● INPUT MATERIAL
........

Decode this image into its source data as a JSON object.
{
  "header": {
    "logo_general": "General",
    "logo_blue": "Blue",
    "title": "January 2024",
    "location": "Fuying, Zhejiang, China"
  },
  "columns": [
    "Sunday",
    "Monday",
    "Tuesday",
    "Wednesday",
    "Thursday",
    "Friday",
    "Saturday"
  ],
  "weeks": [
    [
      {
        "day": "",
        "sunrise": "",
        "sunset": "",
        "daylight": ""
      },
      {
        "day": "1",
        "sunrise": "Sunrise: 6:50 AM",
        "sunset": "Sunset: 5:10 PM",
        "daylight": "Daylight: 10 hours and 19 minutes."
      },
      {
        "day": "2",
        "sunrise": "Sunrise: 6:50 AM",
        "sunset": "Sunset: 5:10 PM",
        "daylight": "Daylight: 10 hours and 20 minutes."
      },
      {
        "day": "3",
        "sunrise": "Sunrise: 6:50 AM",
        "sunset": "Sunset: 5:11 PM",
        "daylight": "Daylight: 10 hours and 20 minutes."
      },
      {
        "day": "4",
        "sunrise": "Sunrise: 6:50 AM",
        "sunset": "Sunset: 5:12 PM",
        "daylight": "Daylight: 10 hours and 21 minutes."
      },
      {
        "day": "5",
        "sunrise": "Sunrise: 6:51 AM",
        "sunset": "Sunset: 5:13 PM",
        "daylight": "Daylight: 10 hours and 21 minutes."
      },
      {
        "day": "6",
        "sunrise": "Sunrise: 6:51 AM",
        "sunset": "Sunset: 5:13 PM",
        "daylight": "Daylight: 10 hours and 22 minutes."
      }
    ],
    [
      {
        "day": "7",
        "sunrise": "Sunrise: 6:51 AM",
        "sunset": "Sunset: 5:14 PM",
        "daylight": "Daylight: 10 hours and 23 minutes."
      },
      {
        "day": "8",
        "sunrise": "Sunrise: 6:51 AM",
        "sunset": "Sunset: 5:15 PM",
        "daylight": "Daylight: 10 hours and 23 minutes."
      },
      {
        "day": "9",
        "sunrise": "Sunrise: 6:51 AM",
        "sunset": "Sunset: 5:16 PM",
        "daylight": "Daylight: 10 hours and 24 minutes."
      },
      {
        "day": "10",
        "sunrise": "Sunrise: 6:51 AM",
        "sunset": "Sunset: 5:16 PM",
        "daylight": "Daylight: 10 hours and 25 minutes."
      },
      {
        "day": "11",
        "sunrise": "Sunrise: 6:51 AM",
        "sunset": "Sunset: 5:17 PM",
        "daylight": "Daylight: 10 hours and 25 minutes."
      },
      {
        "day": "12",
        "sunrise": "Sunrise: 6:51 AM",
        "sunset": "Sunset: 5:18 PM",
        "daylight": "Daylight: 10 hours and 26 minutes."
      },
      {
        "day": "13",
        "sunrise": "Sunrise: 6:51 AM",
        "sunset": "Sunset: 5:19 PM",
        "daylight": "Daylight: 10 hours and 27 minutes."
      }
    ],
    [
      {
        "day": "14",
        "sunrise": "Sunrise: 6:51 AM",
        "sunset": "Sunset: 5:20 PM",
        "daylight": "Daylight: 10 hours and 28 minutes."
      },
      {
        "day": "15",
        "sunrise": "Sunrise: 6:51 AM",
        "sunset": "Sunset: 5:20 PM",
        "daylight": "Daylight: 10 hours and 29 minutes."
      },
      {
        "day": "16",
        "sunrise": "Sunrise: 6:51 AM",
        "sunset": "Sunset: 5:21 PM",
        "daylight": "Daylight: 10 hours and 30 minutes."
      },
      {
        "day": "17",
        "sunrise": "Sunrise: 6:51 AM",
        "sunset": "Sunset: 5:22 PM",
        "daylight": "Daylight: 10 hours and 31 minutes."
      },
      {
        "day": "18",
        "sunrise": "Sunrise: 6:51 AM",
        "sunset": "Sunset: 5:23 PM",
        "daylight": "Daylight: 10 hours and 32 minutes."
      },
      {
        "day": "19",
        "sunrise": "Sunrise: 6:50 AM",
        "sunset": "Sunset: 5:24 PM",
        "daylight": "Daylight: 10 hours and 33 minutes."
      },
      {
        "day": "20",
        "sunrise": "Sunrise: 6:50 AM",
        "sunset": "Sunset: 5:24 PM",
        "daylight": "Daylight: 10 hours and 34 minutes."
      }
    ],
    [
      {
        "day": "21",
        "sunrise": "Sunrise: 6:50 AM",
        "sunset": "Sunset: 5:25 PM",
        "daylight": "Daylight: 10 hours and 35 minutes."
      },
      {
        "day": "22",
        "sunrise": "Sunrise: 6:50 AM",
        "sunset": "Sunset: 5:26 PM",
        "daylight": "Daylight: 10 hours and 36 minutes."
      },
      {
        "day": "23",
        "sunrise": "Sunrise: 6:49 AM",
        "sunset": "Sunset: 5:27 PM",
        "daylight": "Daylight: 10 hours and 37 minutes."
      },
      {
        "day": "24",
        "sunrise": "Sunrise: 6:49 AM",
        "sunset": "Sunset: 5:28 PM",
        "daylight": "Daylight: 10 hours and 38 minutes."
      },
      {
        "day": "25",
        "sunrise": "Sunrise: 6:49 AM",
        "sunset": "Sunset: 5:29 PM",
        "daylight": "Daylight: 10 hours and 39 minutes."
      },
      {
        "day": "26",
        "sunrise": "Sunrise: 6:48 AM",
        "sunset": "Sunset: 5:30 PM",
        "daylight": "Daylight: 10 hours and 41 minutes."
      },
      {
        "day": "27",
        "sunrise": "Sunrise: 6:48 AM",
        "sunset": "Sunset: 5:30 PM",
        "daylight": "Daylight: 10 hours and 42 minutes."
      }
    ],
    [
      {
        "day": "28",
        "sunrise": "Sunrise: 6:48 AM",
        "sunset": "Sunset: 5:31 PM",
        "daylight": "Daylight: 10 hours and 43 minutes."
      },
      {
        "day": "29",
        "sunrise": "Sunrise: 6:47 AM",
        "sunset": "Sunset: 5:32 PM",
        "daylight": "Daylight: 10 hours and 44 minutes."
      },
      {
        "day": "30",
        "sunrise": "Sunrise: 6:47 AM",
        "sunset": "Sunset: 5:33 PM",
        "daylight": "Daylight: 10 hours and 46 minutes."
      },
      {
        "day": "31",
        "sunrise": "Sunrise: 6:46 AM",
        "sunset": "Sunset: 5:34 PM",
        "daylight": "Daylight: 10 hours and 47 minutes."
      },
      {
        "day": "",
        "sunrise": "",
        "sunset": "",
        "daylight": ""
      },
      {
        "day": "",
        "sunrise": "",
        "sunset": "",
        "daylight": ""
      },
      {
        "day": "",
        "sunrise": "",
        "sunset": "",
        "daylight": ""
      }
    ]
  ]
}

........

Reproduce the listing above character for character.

● RESULT OF THE TASK
Decode this image into its source data as a JSON object.
{
  "header": {
    "logo_general": "General",
    "logo_blue": "Blue",
    "title": "January 2024",
    "location": "Fuying, Zhejiang, China"
  },
  "columns": [
    "Sunday",
    "Monday",
    "Tuesday",
    "Wednesday",
    "Thursday",
    "Friday",
    "Saturday"
  ],
  "weeks": [
    [
      {
        "day": "",
        "sunrise": "",
        "sunset": "",
        "daylight": ""
      },
      {
        "day": "1",
        "sunrise": "Sunrise: 6:50 AM",
        "sunset": "Sunset: 5:10 PM",
        "daylight": "Daylight: 10 hours and 19 minutes."
      },
      {
        "day": "2",
        "sunrise": "Sunrise: 6:50 AM",
        "sunset": "Sunset: 5:10 PM",
        "daylight": "Daylight: 10 hours and 20 minutes."
      },
      {
        "day": "3",
        "sunrise": "Sunrise: 6:50 AM",
        "sunset": "Sunset: 5:11 PM",
        "daylight": "Daylight: 10 hours and 20 minutes."
      },
      {
        "day": "4",
        "sunrise": "Sunrise: 6:50 AM",
        "sunset": "Sunset: 5:12 PM",
        "daylight": "Daylight: 10 hours and 21 minutes."
      },
      {
        "day": "5",
        "sunrise": "Sunrise: 6:51 AM",
        "sunset": "Sunset: 5:13 PM",
        "daylight": "Daylight: 10 hours and 21 minutes."
      },
      {
        "day": "6",
        "sunrise": "Sunrise: 6:51 AM",
        "sunset": "Sunset: 5:13 PM",
        "daylight": "Daylight: 10 hours and 22 minutes."
      }
    ],
    [
      {
        "day": "7",
        "sunrise": "Sunrise: 6:51 AM",
        "sunset": "Sunset: 5:14 PM",
        "daylight": "Daylight: 10 hours and 23 minutes."
      },
      {
        "day": "8",
        "sunrise": "Sunrise: 6:51 AM",
        "sunset": "Sunset: 5:15 PM",
        "daylight": "Daylight: 10 hours and 23 minutes."
      },
      {
        "day": "9",
        "sunrise": "Sunrise: 6:51 AM",
        "sunset": "Sunset: 5:16 PM",
        "daylight": "Daylight: 10 hours and 24 minutes."
      },
      {
        "day": "10",
        "sunrise": "Sunrise: 6:51 AM",
        "sunset": "Sunset: 5:16 PM",
        "daylight": "Daylight: 10 hours and 25 minutes."
      },
      {
        "day": "11",
        "sunrise": "Sunrise: 6:51 AM",
        "sunset": "Sunset: 5:17 PM",
        "daylight": "Daylight: 10 hours and 25 minutes."
      },
      {
        "day": "12",
        "sunrise": "Sunrise: 6:51 AM",
        "sunset": "Sunset: 5:18 PM",
        "daylight": "Daylight: 10 hours and 26 minutes."
      },
      {
        "day": "13",
        "sunrise": "Sunrise: 6:51 AM",
        "sunset": "Sunset: 5:19 PM",
        "daylight": "Daylight: 10 hours and 27 minutes."
      }
    ],
    [
      {
        "day": "14",
        "sunrise": "Sunrise: 6:51 AM",
        "sunset": "Sunset: 5:20 PM",
        "daylight": "Daylight: 10 hours and 28 minutes."
      },
      {
        "day": "15",
        "sunrise": "Sunrise: 6:51 AM",
        "sunset": "Sunset: 5:20 PM",
        "daylight": "Daylight: 10 hours and 29 minutes."
      },
      {
        "day": "16",
        "sunrise": "Sunrise: 6:51 AM",
        "sunset": "Sunset: 5:21 PM",
        "daylight": "Daylight: 10 hours and 30 minutes."
      },
      {
        "day": "17",
        "sunrise": "Sunrise: 6:51 AM",
        "sunset": "Sunset: 5:22 PM",
        "daylight": "Daylight: 10 hours and 31 minutes."
      },
      {
        "day": "18",
        "sunrise": "Sunrise: 6:51 AM",
        "sunset": "Sunset: 5:23 PM",
        "daylight": "Daylight: 10 hours and 32 minutes."
      },
      {
        "day": "19",
        "sunrise": "Sunrise: 6:50 AM",
        "sunset": "Sunset: 5:24 PM",
        "daylight": "Daylight: 10 hours and 33 minutes."
      },
      {
        "day": "20",
        "sunrise": "Sunrise: 6:50 AM",
        "sunset": "Sunset: 5:24 PM",
        "daylight": "Daylight: 10 hours and 34 minutes."
      }
    ],
    [
      {
        "day": "21",
        "sunrise": "Sunrise: 6:50 AM",
        "sunset": "Sunset: 5:25 PM",
        "daylight": "Daylight: 10 hours and 35 minutes."
      },
      {
        "day": "22",
        "sunrise": "Sunrise: 6:50 AM",
        "sunset": "Sunset: 5:26 PM",
        "daylight": "Daylight: 10 hours and 36 minutes."
      },
      {
        "day": "23",
        "sunrise": "Sunrise: 6:49 AM",
        "sunset": "Sunset: 5:27 PM",
        "daylight": "Daylight: 10 hours and 37 minutes."
      },
      {
        "day": "24",
        "sunrise": "Sunrise: 6:49 AM",
        "sunset": "Sunset: 5:28 PM",
        "daylight": "Daylight: 10 hours and 38 minutes."
      },
      {
        "day": "25",
        "sunrise": "Sunrise: 6:49 AM",
        "sunset": "Sunset: 5:29 PM",
        "daylight": "Daylight: 10 hours and 39 minutes."
      },
      {
        "day": "26",
        "sunrise": "Sunrise: 6:48 AM",
        "sunset": "Sunset: 5:30 PM",
        "daylight": "Daylight: 10 hours and 41 minutes."
      },
      {
        "day": "27",
        "sunrise": "Sunrise: 6:48 AM",
        "sunset": "Sunset: 5:30 PM",
        "daylight": "Daylight: 10 hours and 42 minutes."
      }
    ],
    [
      {
        "day": "28",
        "sunrise": "Sunrise: 6:48 AM",
        "sunset": "Sunset: 5:31 PM",
        "daylight": "Daylight: 10 hours and 43 minutes."
      },
      {
        "day": "29",
        "sunrise": "Sunrise: 6:47 AM",
        "sunset": "Sunset: 5:32 PM",
        "daylight": "Daylight: 10 hours and 44 minutes."
      },
      {
        "day": "30",
        "sunrise": "Sunrise: 6:47 AM",
        "sunset": "Sunset: 5:33 PM",
        "daylight": "Daylight: 10 hours and 46 minutes."
      },
      {
        "day": "31",
        "sunrise": "Sunrise: 6:46 AM",
        "sunset": "Sunset: 5:34 PM",
        "daylight": "Daylight: 10 hours and 47 minutes."
      },
      {
        "day": "",
        "sunrise": "",
        "sunset": "",
        "daylight": ""
      },
      {
        "day": "",
        "sunrise": "",
        "sunset": "",
        "daylight": ""
      },
      {
        "day": "",
        "sunrise": "",
        "sunset": "",
        "daylight": ""
      }
    ]
  ]
}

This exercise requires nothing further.